## [Your instructions]
Read through the lines below and copy the ones holding the string "label".

## [Entries shown]
+++

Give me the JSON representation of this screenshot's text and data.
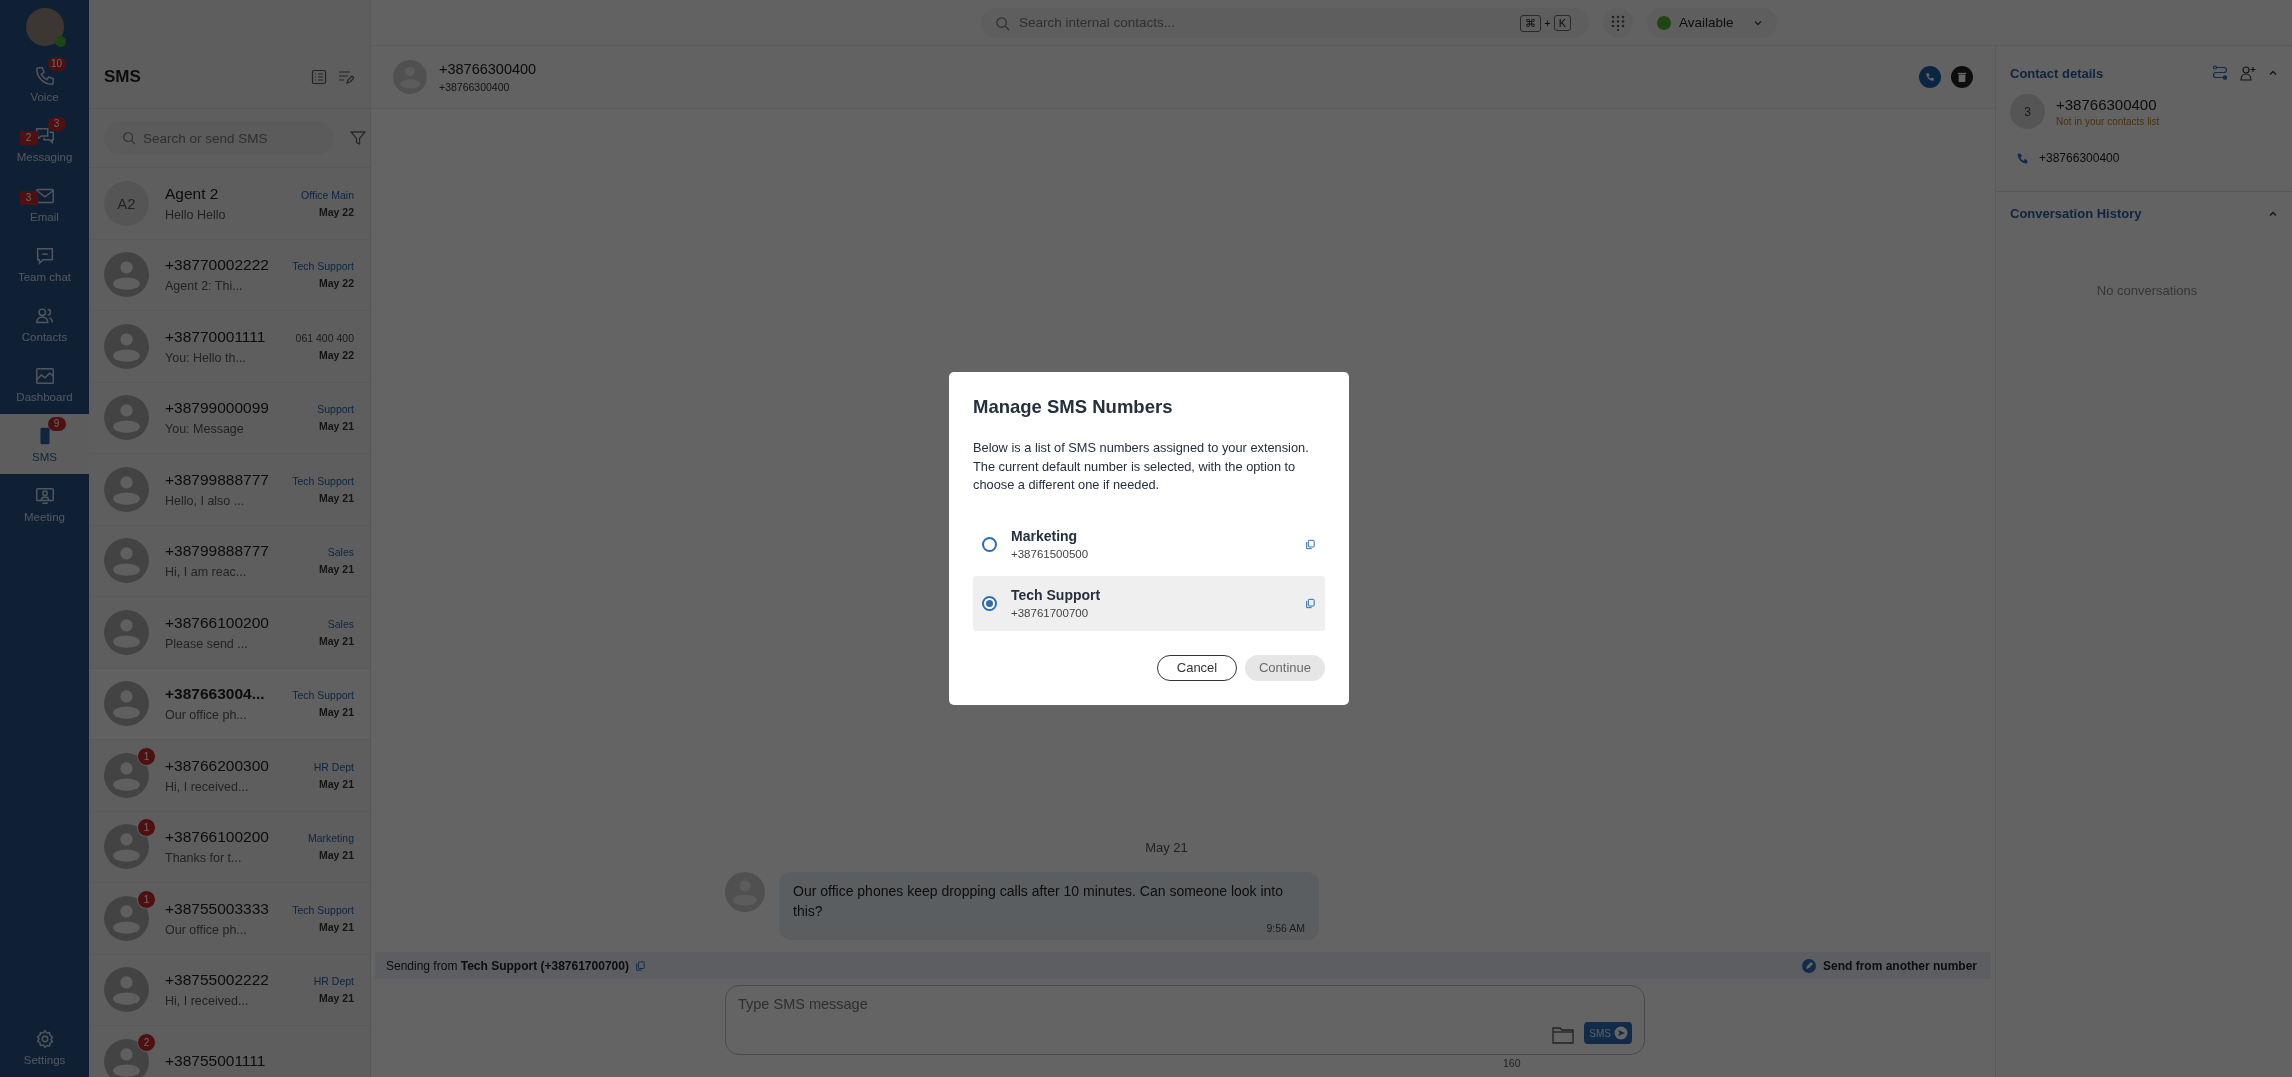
{
  "nav": {
    "items": [
      {
        "label": "Voice",
        "selected": false,
        "badges": [
          {
            "text": "10",
            "kind": "corner"
          }
        ]
      },
      {
        "label": "Messaging",
        "selected": false,
        "badges": [
          {
            "text": "3",
            "kind": "corner"
          },
          {
            "text": "2",
            "kind": "tag"
          }
        ]
      },
      {
        "label": "Email",
        "selected": false,
        "badges": [
          {
            "text": "3",
            "kind": "tag"
          }
        ]
      },
      {
        "label": "Team chat",
        "selected": false
      },
      {
        "label": "Contacts",
        "selected": false
      },
      {
        "label": "Dashboard",
        "selected": false
      },
      {
        "label": "SMS",
        "selected": true,
        "badges": [
          {
            "text": "9",
            "kind": "corner"
          }
        ]
      },
      {
        "label": "Meeting",
        "selected": false
      }
    ],
    "settings": {
      "label": "Settings"
    }
  },
  "sms_list": {
    "title": "SMS",
    "search": {
      "placeholder": "Search or send SMS"
    },
    "conversations": [
      {
        "initials": "A2",
        "name": "Agent 2",
        "preview": "Hello Hello",
        "line": {
          "text": "Office Main",
          "kind": "group"
        },
        "date": "May 22",
        "selected": false
      },
      {
        "name": "+38770002222",
        "preview": "Agent 2: Thi...",
        "line": {
          "text": "Tech Support",
          "kind": "group"
        },
        "date": "May 22",
        "selected": false
      },
      {
        "name": "+38770001111",
        "preview": "You: Hello th...",
        "line": {
          "text": "061 400 400",
          "kind": "number"
        },
        "date": "May 22",
        "selected": false
      },
      {
        "name": "+38799000099",
        "preview": "You: Message",
        "line": {
          "text": "Support",
          "kind": "group"
        },
        "date": "May 21",
        "selected": false
      },
      {
        "name": "+38799888777",
        "preview": "Hello, I also ...",
        "line": {
          "text": "Tech Support",
          "kind": "group"
        },
        "date": "May 21",
        "selected": false
      },
      {
        "name": "+38799888777",
        "preview": "Hi, I am reac...",
        "line": {
          "text": "Sales",
          "kind": "group"
        },
        "date": "May 21",
        "selected": false
      },
      {
        "name": "+38766100200",
        "preview": "Please send ...",
        "line": {
          "text": "Sales",
          "kind": "group"
        },
        "date": "May 21",
        "selected": false
      },
      {
        "name": "+387663004...",
        "preview": "Our office ph...",
        "line": {
          "text": "Tech Support",
          "kind": "group"
        },
        "date": "May 21",
        "selected": true
      },
      {
        "name": "+38766200300",
        "preview": "Hi, I received...",
        "line": {
          "text": "HR Dept",
          "kind": "group"
        },
        "date": "May 21",
        "selected": false,
        "unread": "1"
      },
      {
        "name": "+38766100200",
        "preview": "Thanks for t...",
        "line": {
          "text": "Marketing",
          "kind": "group"
        },
        "date": "May 21",
        "selected": false,
        "unread": "1"
      },
      {
        "name": "+38755003333",
        "preview": "Our office ph...",
        "line": {
          "text": "Tech Support",
          "kind": "group"
        },
        "date": "May 21",
        "selected": false,
        "unread": "1"
      },
      {
        "name": "+38755002222",
        "preview": "Hi, I received...",
        "line": {
          "text": "HR Dept",
          "kind": "group"
        },
        "date": "May 21",
        "selected": false
      },
      {
        "name": "+38755001111",
        "selected": false,
        "unread": "2"
      }
    ]
  },
  "top_bar": {
    "search": {
      "placeholder": "Search internal contacts..."
    },
    "shortcut": [
      "⌘",
      "+",
      "K"
    ],
    "status": {
      "label": "Available"
    }
  },
  "chat": {
    "header": {
      "title": "+38766300400",
      "subtitle": "+38766300400"
    },
    "date": "May 21",
    "messages": [
      {
        "text": "Our office phones keep dropping calls after 10 minutes. Can someone look into this?",
        "time": "9:56 AM"
      }
    ],
    "sending_bar": {
      "text": "Sending from **Tech Support (+38761700700)**",
      "action": "Send from another number"
    },
    "composer": {
      "placeholder": "Type SMS message",
      "send": "SMS",
      "counter": "160"
    }
  },
  "contact_panel": {
    "title": "Contact details",
    "avatar": "3",
    "name": "+38766300400",
    "note": "Not in your contacts list",
    "phone": "+38766300400",
    "history": {
      "title": "Conversation History",
      "empty": "No conversations"
    }
  },
  "dialog": {
    "title": "Manage SMS Numbers",
    "description": "Below is a list of SMS numbers assigned to your extension. The current default number is selected, with the option to choose a different one if needed.",
    "options": [
      {
        "name": "Marketing",
        "number": "+38761500500",
        "selected": false
      },
      {
        "name": "Tech Support",
        "number": "+38761700700",
        "selected": true
      }
    ],
    "buttons": [
      {
        "label": "Cancel",
        "disabled": false
      },
      {
        "label": "Continue",
        "disabled": true
      }
    ]
  }
}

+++

## [Written reply]
        "label": "Voice",
        "label": "Messaging",
        "label": "Email",
        "label": "Team chat",
        "label": "Contacts",
        "label": "Dashboard",
        "label": "SMS",
        "label": "Meeting",
      "label": "Settings"
      "label": "Available"
        "label": "Cancel",
        "label": "Continue",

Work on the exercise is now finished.